Catholic Medical Quarterly Volume 69(3) August 2019
St Thomas Aquinas on the Cardinal and Related
Virtues for Today
Mark O'Keefe, OSB Cascade Books- available in Kindle, Hardback and Paperback
Reviewed by Dr Pravin Thevathasan
This proved a very interesting and straightforward read. The author does not dwell on specific moral issues. Rather, this is a general comment on the virtues as understood by Aquinas. If we want to live happy lives, we are called to practice the virtues.
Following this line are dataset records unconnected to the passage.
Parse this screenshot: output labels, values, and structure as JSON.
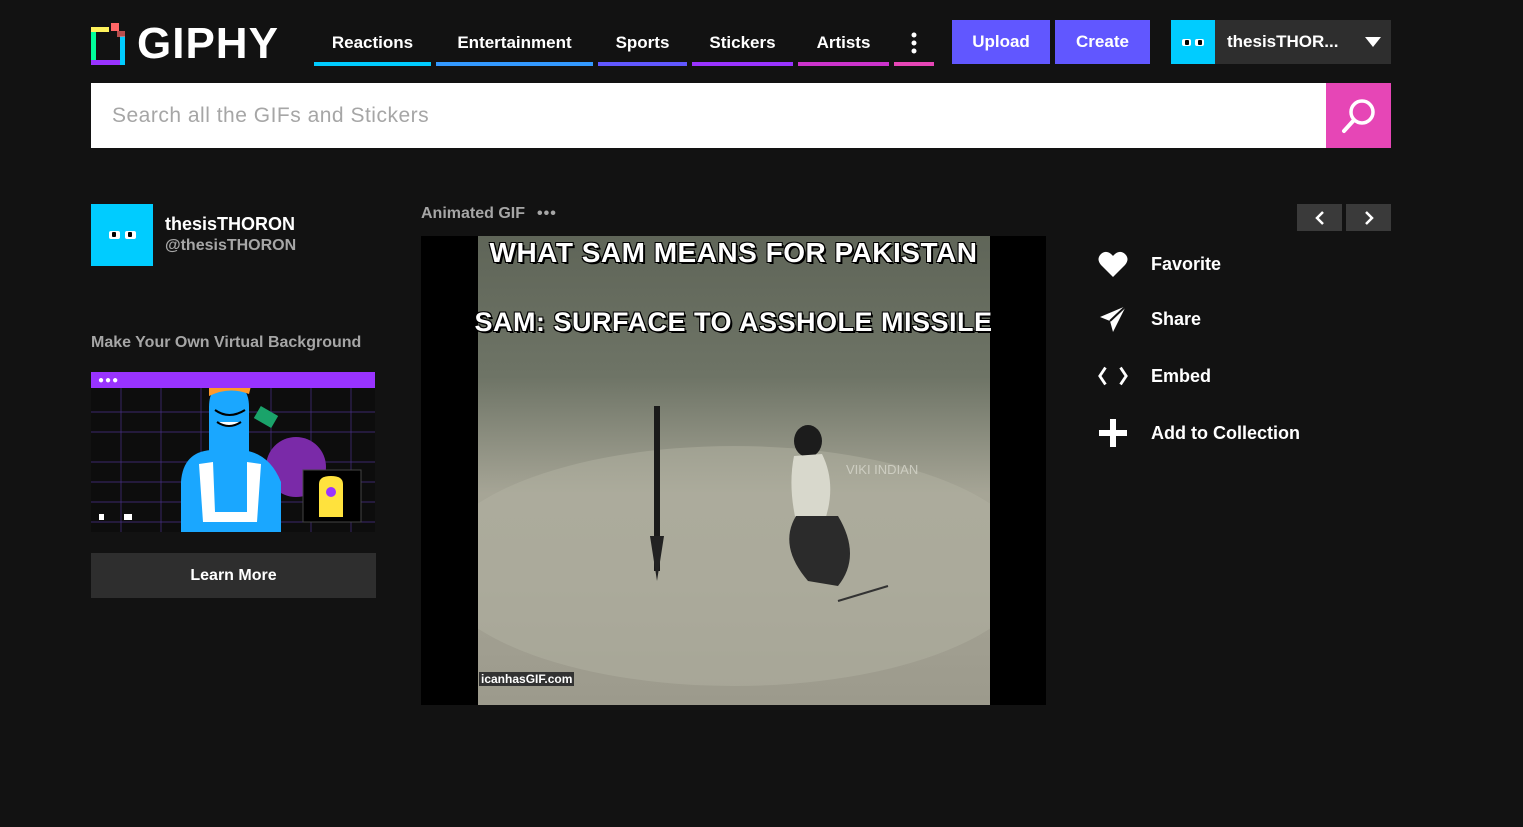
{
  "brand": {
    "name": "GIPHY"
  },
  "nav": {
    "items": [
      {
        "label": "Reactions",
        "color": "#00ccff"
      },
      {
        "label": "Entertainment",
        "color": "#3399ff"
      },
      {
        "label": "Sports",
        "color": "#6157ff"
      },
      {
        "label": "Stickers",
        "color": "#9933ff"
      },
      {
        "label": "Artists",
        "color": "#cc33cc"
      }
    ],
    "more_color": "#e646b6",
    "upload_label": "Upload",
    "create_label": "Create"
  },
  "user": {
    "name": "thesisTHOR..."
  },
  "search": {
    "placeholder": "Search all the GIFs and Stickers"
  },
  "channel": {
    "name": "thesisTHORON",
    "handle": "@thesisTHORON"
  },
  "promo": {
    "title": "Make Your Own Virtual Background",
    "cta": "Learn More"
  },
  "gif": {
    "label": "Animated GIF",
    "caption_top": "WHAT SAM MEANS FOR PAKISTAN",
    "caption_bottom": "SAM:  SURFACE TO ASSHOLE MISSILE",
    "watermark_1": "VIKI INDIAN",
    "watermark_2": "icanhasGIF.com"
  },
  "actions": {
    "favorite": "Favorite",
    "share": "Share",
    "embed": "Embed",
    "collection": "Add to Collection"
  },
  "colors": {
    "background": "#121212",
    "accent": "#6157ff",
    "search_button": "#e646b6",
    "avatar": "#00ccff"
  }
}
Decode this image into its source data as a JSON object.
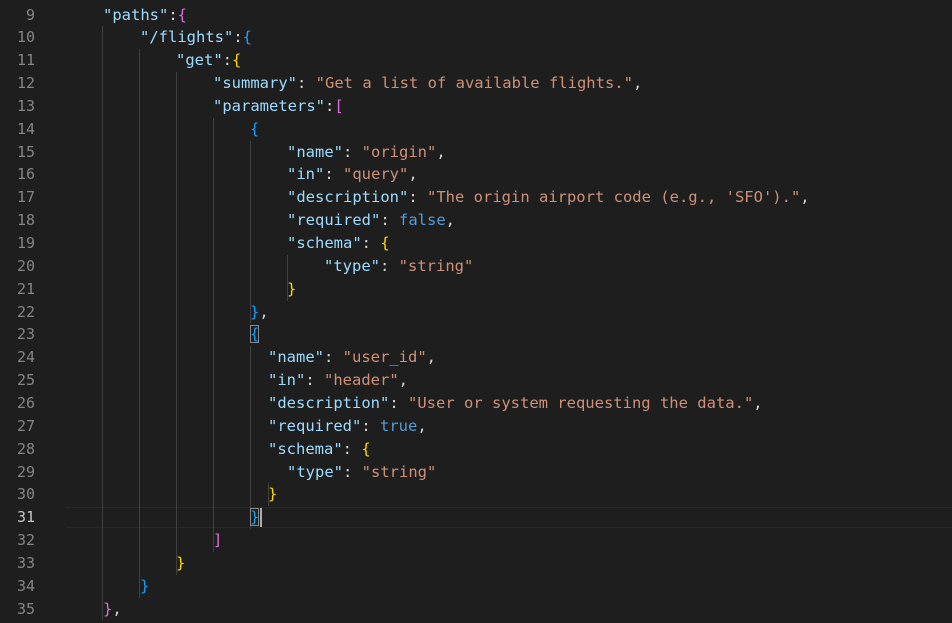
{
  "editor": {
    "active_line": "31",
    "lines": [
      {
        "num": "9",
        "tokens": [
          {
            "t": "\"paths\"",
            "c": "k"
          },
          {
            "t": ":",
            "c": "p"
          },
          {
            "t": "{",
            "c": "b2"
          }
        ]
      },
      {
        "num": "10",
        "tokens": [
          {
            "t": "\"/flights\"",
            "c": "k"
          },
          {
            "t": ":",
            "c": "p"
          },
          {
            "t": "{",
            "c": "b3"
          }
        ]
      },
      {
        "num": "11",
        "tokens": [
          {
            "t": "\"get\"",
            "c": "k"
          },
          {
            "t": ":",
            "c": "p"
          },
          {
            "t": "{",
            "c": "b1"
          }
        ]
      },
      {
        "num": "12",
        "tokens": [
          {
            "t": "\"summary\"",
            "c": "k"
          },
          {
            "t": ": ",
            "c": "p"
          },
          {
            "t": "\"Get a list of available flights.\"",
            "c": "s"
          },
          {
            "t": ",",
            "c": "p"
          }
        ]
      },
      {
        "num": "13",
        "tokens": [
          {
            "t": "\"parameters\"",
            "c": "k"
          },
          {
            "t": ":",
            "c": "p"
          },
          {
            "t": "[",
            "c": "b2"
          }
        ]
      },
      {
        "num": "14",
        "tokens": [
          {
            "t": "{",
            "c": "b3"
          }
        ]
      },
      {
        "num": "15",
        "tokens": [
          {
            "t": "\"name\"",
            "c": "k"
          },
          {
            "t": ": ",
            "c": "p"
          },
          {
            "t": "\"origin\"",
            "c": "s"
          },
          {
            "t": ",",
            "c": "p"
          }
        ]
      },
      {
        "num": "16",
        "tokens": [
          {
            "t": "\"in\"",
            "c": "k"
          },
          {
            "t": ": ",
            "c": "p"
          },
          {
            "t": "\"query\"",
            "c": "s"
          },
          {
            "t": ",",
            "c": "p"
          }
        ]
      },
      {
        "num": "17",
        "tokens": [
          {
            "t": "\"description\"",
            "c": "k"
          },
          {
            "t": ": ",
            "c": "p"
          },
          {
            "t": "\"The origin airport code (e.g., 'SFO').\"",
            "c": "s"
          },
          {
            "t": ",",
            "c": "p"
          }
        ]
      },
      {
        "num": "18",
        "tokens": [
          {
            "t": "\"required\"",
            "c": "k"
          },
          {
            "t": ": ",
            "c": "p"
          },
          {
            "t": "false",
            "c": "kw"
          },
          {
            "t": ",",
            "c": "p"
          }
        ]
      },
      {
        "num": "19",
        "tokens": [
          {
            "t": "\"schema\"",
            "c": "k"
          },
          {
            "t": ": ",
            "c": "p"
          },
          {
            "t": "{",
            "c": "b1"
          }
        ]
      },
      {
        "num": "20",
        "tokens": [
          {
            "t": "\"type\"",
            "c": "k"
          },
          {
            "t": ": ",
            "c": "p"
          },
          {
            "t": "\"string\"",
            "c": "s"
          }
        ]
      },
      {
        "num": "21",
        "tokens": [
          {
            "t": "}",
            "c": "b1"
          }
        ]
      },
      {
        "num": "22",
        "tokens": [
          {
            "t": "}",
            "c": "b3"
          },
          {
            "t": ",",
            "c": "p"
          }
        ]
      },
      {
        "num": "23",
        "tokens": [
          {
            "t": "{",
            "c": "b3 bm"
          }
        ]
      },
      {
        "num": "24",
        "tokens": [
          {
            "t": "\"name\"",
            "c": "k"
          },
          {
            "t": ": ",
            "c": "p"
          },
          {
            "t": "\"user_id\"",
            "c": "s"
          },
          {
            "t": ",",
            "c": "p"
          }
        ]
      },
      {
        "num": "25",
        "tokens": [
          {
            "t": "\"in\"",
            "c": "k"
          },
          {
            "t": ": ",
            "c": "p"
          },
          {
            "t": "\"header\"",
            "c": "s"
          },
          {
            "t": ",",
            "c": "p"
          }
        ]
      },
      {
        "num": "26",
        "tokens": [
          {
            "t": "\"description\"",
            "c": "k"
          },
          {
            "t": ": ",
            "c": "p"
          },
          {
            "t": "\"User or system requesting the data.\"",
            "c": "s"
          },
          {
            "t": ",",
            "c": "p"
          }
        ]
      },
      {
        "num": "27",
        "tokens": [
          {
            "t": "\"required\"",
            "c": "k"
          },
          {
            "t": ": ",
            "c": "p"
          },
          {
            "t": "true",
            "c": "kw"
          },
          {
            "t": ",",
            "c": "p"
          }
        ]
      },
      {
        "num": "28",
        "tokens": [
          {
            "t": "\"schema\"",
            "c": "k"
          },
          {
            "t": ": ",
            "c": "p"
          },
          {
            "t": "{",
            "c": "b1"
          }
        ]
      },
      {
        "num": "29",
        "tokens": [
          {
            "t": "\"type\"",
            "c": "k"
          },
          {
            "t": ": ",
            "c": "p"
          },
          {
            "t": "\"string\"",
            "c": "s"
          }
        ]
      },
      {
        "num": "30",
        "tokens": [
          {
            "t": "}",
            "c": "b1"
          }
        ]
      },
      {
        "num": "31",
        "tokens": [
          {
            "t": "}",
            "c": "b3 bm"
          }
        ]
      },
      {
        "num": "32",
        "tokens": [
          {
            "t": "]",
            "c": "b2"
          }
        ]
      },
      {
        "num": "33",
        "tokens": [
          {
            "t": "}",
            "c": "b1"
          }
        ]
      },
      {
        "num": "34",
        "tokens": [
          {
            "t": "}",
            "c": "b3"
          }
        ]
      },
      {
        "num": "35",
        "tokens": [
          {
            "t": "}",
            "c": "b2"
          },
          {
            "t": ",",
            "c": "p"
          }
        ]
      }
    ]
  },
  "colors": {
    "background": "#1e1e1e",
    "line_number": "#858585",
    "property_key": "#9cdcfe",
    "string_value": "#ce9178",
    "keyword": "#569cd6",
    "bracket_gold": "#ffd700",
    "bracket_orchid": "#da70d6",
    "bracket_blue": "#179fff"
  }
}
Prudence, says the author, is the virtue that enables us to make decisions well. All other virtues must be guided by prudence. It inclines us to the good. However, if we do not possess the other virtues, we cannot be prudent. Justice is grounded in the recognition that we are related to each other. It is the disposition to give to people what is owed to them. Types of justice include distributive and commutative justice. All this is explained clearly. This chapter also contains an interesting commentary of the doctrine of epikeia: what is the original intention of the law and how does it apply in a particular situation.It is never intended as a sneaky repudiation of natural law. A person can generously refuse to accept what is financially owed to him. He cannot under particular situations engage in adultery. That is situation ethics and was clearly condemned by the Church for 2013 years.
Fortitude is the abiding inclination to overcome obstacles. It moderates fear. Aquinas notes that fortitude is often accompanied by a kind of justified anger. The courageous patient with cancer who fights it, for example.
Temperance is the virtue that disposes us to moderation especially in our desires for food and sex. It directs us to a life worthy of a mature human person. The last excellent chapter examines the theological virtues, the infused moral virtues and the gifts of the Holy Spirit.
This is an ideal read for someone who wants to know what Aquinas has to say about the virtues. In about a hundred pages, the author has succeeded in showing us how the virtues form the human person.